**TASK PROMPT:** If a line in the records below includes the word "text", count it, then give the total and nothing else.

Saved data entries

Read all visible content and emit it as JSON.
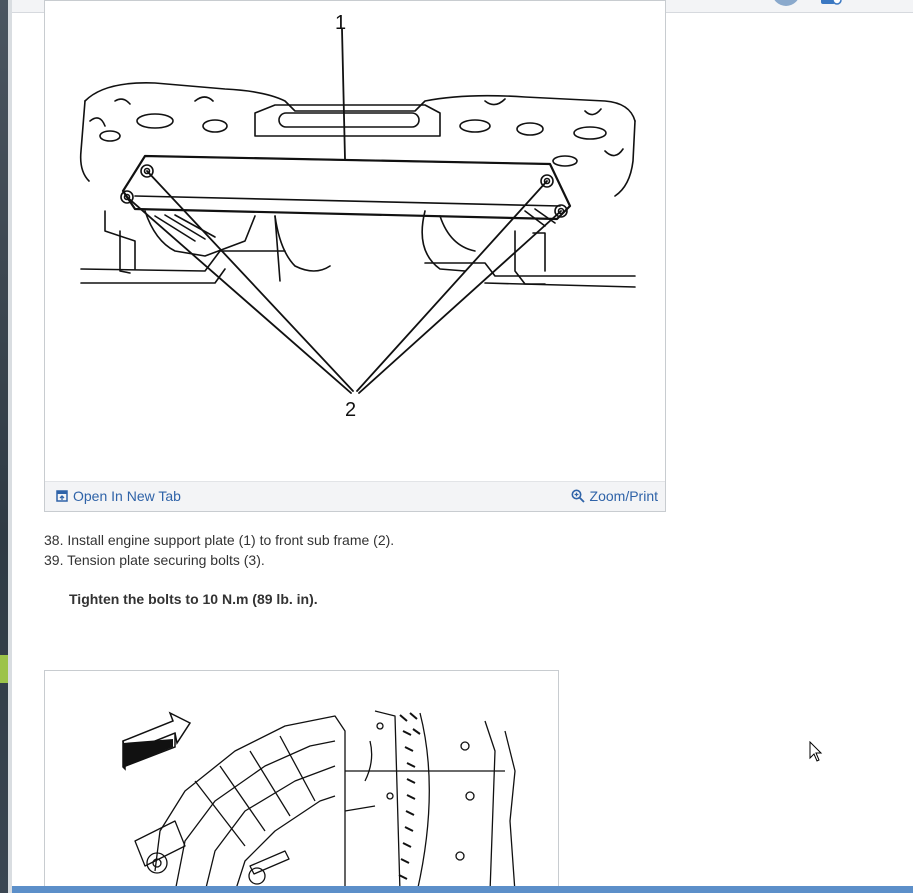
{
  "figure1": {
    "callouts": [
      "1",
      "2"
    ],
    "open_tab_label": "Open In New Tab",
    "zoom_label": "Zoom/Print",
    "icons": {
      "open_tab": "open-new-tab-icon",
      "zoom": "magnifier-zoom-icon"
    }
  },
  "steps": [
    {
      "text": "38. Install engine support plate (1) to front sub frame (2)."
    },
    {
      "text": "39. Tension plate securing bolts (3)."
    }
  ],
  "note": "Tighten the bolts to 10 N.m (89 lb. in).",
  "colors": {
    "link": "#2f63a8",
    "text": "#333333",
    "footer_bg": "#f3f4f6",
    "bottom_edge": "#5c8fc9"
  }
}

**RESPONSE BELOW:** 3